Celtic Manor owner puts the finishing touches on his Ryder Cup dream
So, the owner of The Celtic Manor Resort in Wales, The 2010 Ryder Cup host, is in Louisville on the look out for the details that make a difference.
"The table numbers at the gala dinner were high," he says. "Which meant everyone could see them and find their table easily. When you're moving large numbers of people around, little things like that can make the difference between a good event and a great event."
The big advantage Matthews has over Valhalla and previous Ryder Cup venues is that he is painting on a blank canvas. He started acquiring and developing hundreds of acres of farmland near the City of Newport in South Wales in the 1980s with The Ryder Cup already in his sights.
By 1999, he had built three courses and a major hotel and convention centre. Then, in 2001, when Celtic Manor was bidding to host The 38th Ryder Cup, he committed himself to creating another, completely new lay-out with its own clubhouse.
"It's the first time anyone has built a course from scratch for The Ryder Cup, and we had The European Tour all over it from the outset giving advice on the best way to make the most of the site," he says.
Located in a picturesque valley, at a point where the River Usk meanders across flat land between the Welsh hills, the new Twenty Ten course makes the most of the natural setting. In particular, the closing holes run along one side of the valley with the hillside rising above to give spectators a superb view.
The course opened officially earlier this year and the players at the Celtic Manor Wales Open were fulsome in their praise. Darren Clarke, a veteran of several Ryder Cups, said: "I think it's going to be a fantastic Ryder Cup venue. There's so much room for movement of tees that they can make it much more of a risk and reward course -- which is what The Ryder Cup is all about."
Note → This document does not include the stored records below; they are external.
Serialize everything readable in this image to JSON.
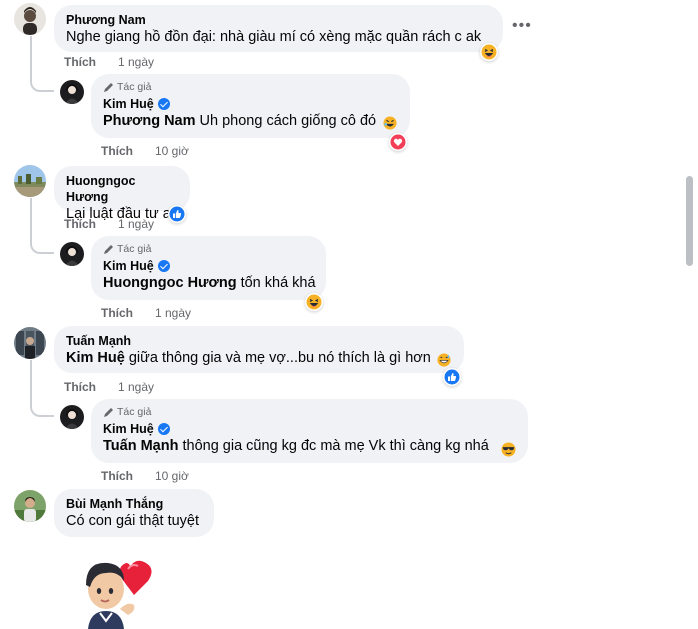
{
  "colors": {
    "bubble": "#f0f2f5",
    "verified": "#1877f2",
    "meta_text": "#65676b",
    "love": "#f33e58"
  },
  "comments": [
    {
      "author": "Phương Nam",
      "text": "Nghe giang hồ đồn đại: nhà giàu mí có xèng mặc quần rách c ak",
      "reaction": "haha-icon",
      "like_label": "Thích",
      "time": "1 ngày"
    },
    {
      "badge_label": "Tác giả",
      "author": "Kim Huệ",
      "mention": "Phương Nam",
      "text": " Uh phong cách giống cô đó",
      "reaction": "love-icon",
      "like_label": "Thích",
      "time": "10 giờ"
    },
    {
      "author": "Huongngoc Hương",
      "text": "Lại luật đầu tư ah",
      "reaction": "like-icon",
      "like_label": "Thích",
      "time": "1 ngày"
    },
    {
      "badge_label": "Tác giả",
      "author": "Kim Huệ",
      "mention": "Huongngoc Hương",
      "text": " tốn khá khá",
      "reaction": "haha-icon",
      "like_label": "Thích",
      "time": "1 ngày"
    },
    {
      "author": "Tuấn Mạnh",
      "mention": "Kim Huệ",
      "text": " giữa thông gia và mẹ vợ...bu nó thích là gì hơn",
      "reaction": "like-icon",
      "like_label": "Thích",
      "time": "1 ngày"
    },
    {
      "badge_label": "Tác giả",
      "author": "Kim Huệ",
      "mention": "Tuấn Mạnh",
      "text": " thông gia cũng kg đc mà mẹ Vk thì càng kg nhá",
      "like_label": "Thích",
      "time": "10 giờ"
    },
    {
      "author": "Bùi Mạnh Thắng",
      "text": "Có con gái thật tuyệt"
    }
  ]
}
Padraig Harrington, winner of three Major Championships in the last two years, liked the design of the greens. "There are plenty of run-offs so the ball spills off the greens and gives you plenty of options," he said. "It's a lot more testing and brings more imagination to it compared to just having heavy rough around the greens."
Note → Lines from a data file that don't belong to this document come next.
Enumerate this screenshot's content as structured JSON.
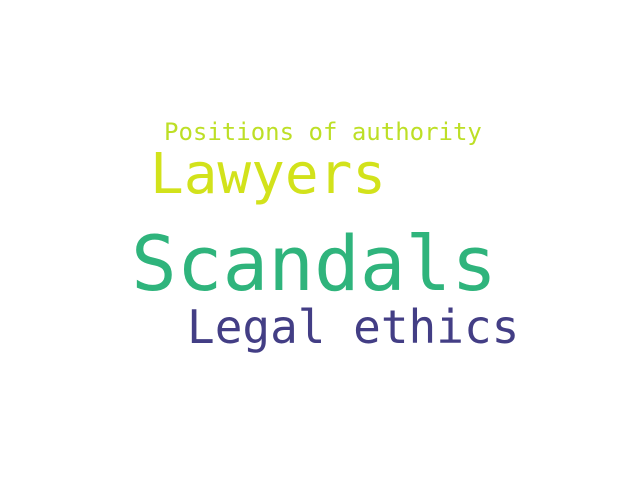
{
  "word_cloud": {
    "words": [
      {
        "text": "Positions of authority",
        "color": "#bddf26"
      },
      {
        "text": "Lawyers",
        "color": "#d2e21b"
      },
      {
        "text": "Scandals",
        "color": "#2fb47c"
      },
      {
        "text": "Legal ethics",
        "color": "#433e85"
      }
    ]
  }
}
Though the course itself is finished, there is one crucial part of the jig saw to put in place. Next spring, work will start on constructing a 320 foot bridge across the river to give access to another vast expanse of land that will serve as a new practise range and a television compound.
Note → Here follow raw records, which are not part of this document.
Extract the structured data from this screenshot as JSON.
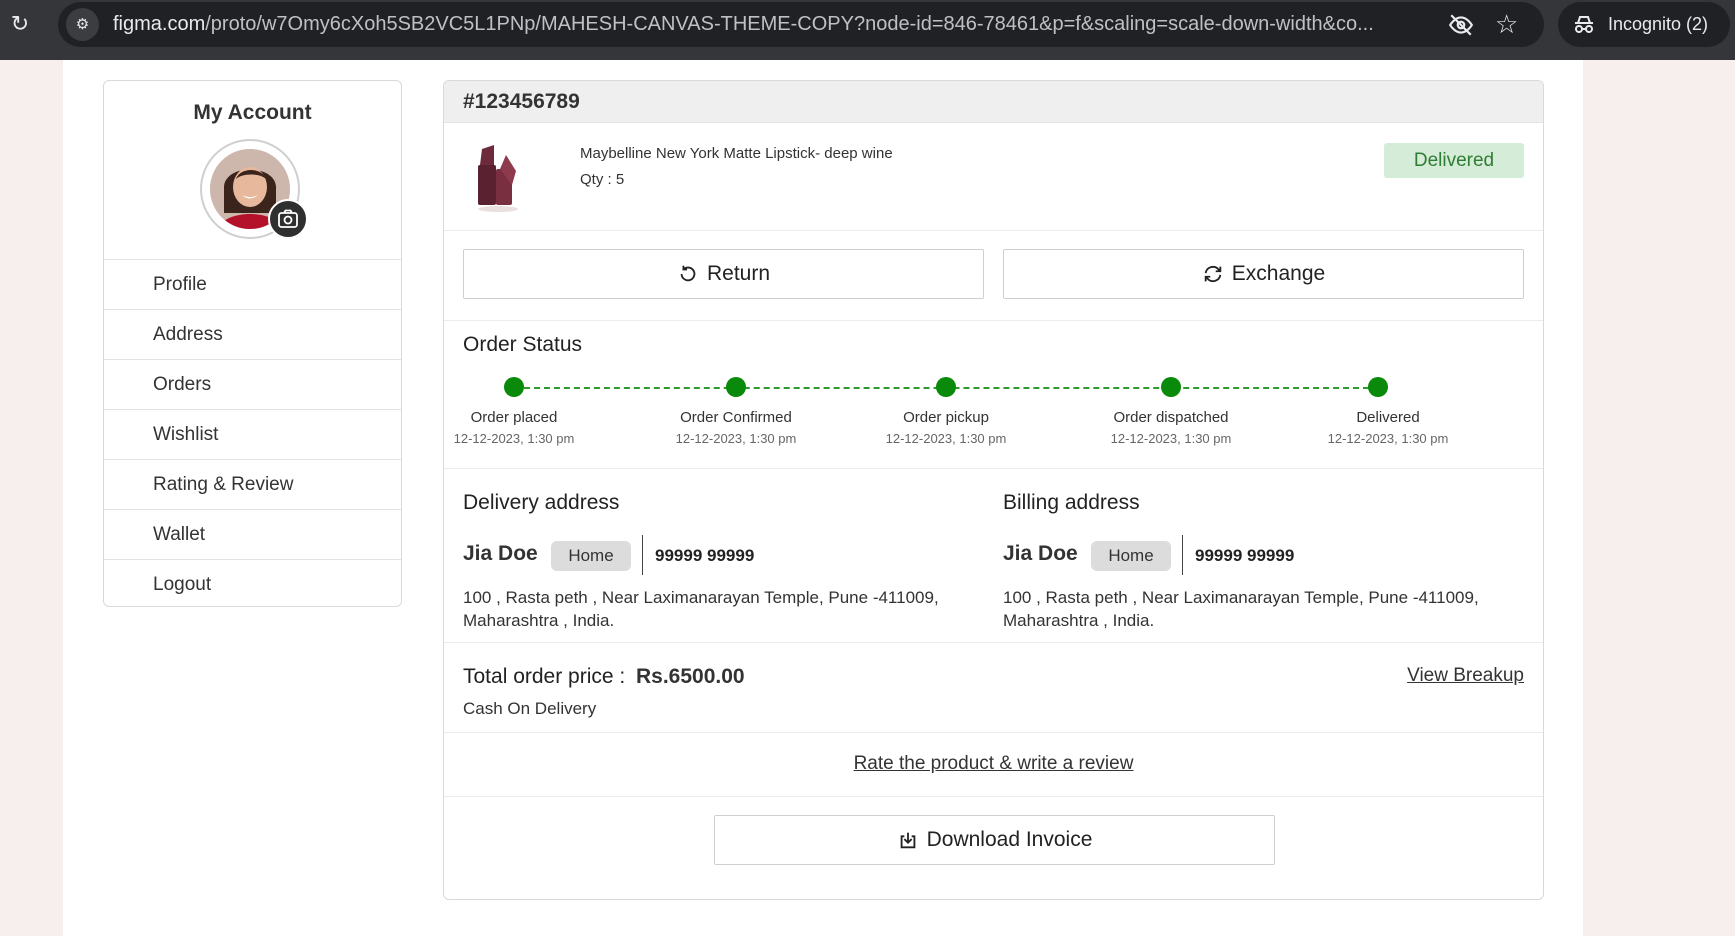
{
  "browser": {
    "url_host": "figma.com",
    "url_path": "/proto/w7Omy6cXoh5SB2VC5L1PNp/MAHESH-CANVAS-THEME-COPY?node-id=846-78461&p=f&scaling=scale-down-width&co...",
    "incognito_label": "Incognito (2)"
  },
  "sidebar": {
    "title": "My Account",
    "items": [
      {
        "label": "Profile"
      },
      {
        "label": "Address"
      },
      {
        "label": "Orders"
      },
      {
        "label": "Wishlist"
      },
      {
        "label": "Rating & Review"
      },
      {
        "label": "Wallet"
      },
      {
        "label": "Logout"
      }
    ]
  },
  "order": {
    "id": "#123456789",
    "product": {
      "name": "Maybelline New York Matte Lipstick-  deep wine",
      "qty": "Qty : 5"
    },
    "status_badge": "Delivered",
    "actions": {
      "return_label": "Return",
      "exchange_label": "Exchange"
    },
    "status": {
      "title": "Order Status",
      "steps": [
        {
          "label": "Order placed",
          "time": "12-12-2023, 1:30 pm"
        },
        {
          "label": "Order Confirmed",
          "time": "12-12-2023, 1:30 pm"
        },
        {
          "label": "Order pickup",
          "time": "12-12-2023, 1:30 pm"
        },
        {
          "label": "Order dispatched",
          "time": "12-12-2023, 1:30 pm"
        },
        {
          "label": "Delivered",
          "time": "12-12-2023, 1:30 pm"
        }
      ]
    },
    "delivery_address": {
      "title": "Delivery address",
      "name": "Jia Doe",
      "tag": "Home",
      "phone": "99999 99999",
      "line1": "100 , Rasta peth , Near Laximanarayan Temple, Pune -411009,",
      "line2": "Maharashtra , India."
    },
    "billing_address": {
      "title": "Billing address",
      "name": "Jia Doe",
      "tag": "Home",
      "phone": "99999 99999",
      "line1": "100 , Rasta peth , Near Laximanarayan Temple, Pune -411009,",
      "line2": "Maharashtra , India."
    },
    "price": {
      "label": "Total order price :",
      "value": "Rs.6500.00",
      "payment_mode": "Cash On Delivery",
      "breakup_label": "View Breakup"
    },
    "review_link": "Rate the product & write a review",
    "invoice_label": "Download Invoice"
  },
  "colors": {
    "accent_green": "#0a8a0a",
    "badge_bg": "#d5ecd8",
    "badge_text": "#2e7d32"
  }
}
The task isn't straightforward. The valley is very sensitive archaeologically, with an abundance of Roman remains, and the river itself is a site of special scientific interest.
To avoid disturbing the otters going up and down, the bridge has to be a single span with foundations set back from the bank at a spot where there are no ancient treasures.
Having spent a fortune surveying every inch of the land, Matthews is now focusing on how the bridge will be lowered into place. And one thing's for sure, no detail will be missed.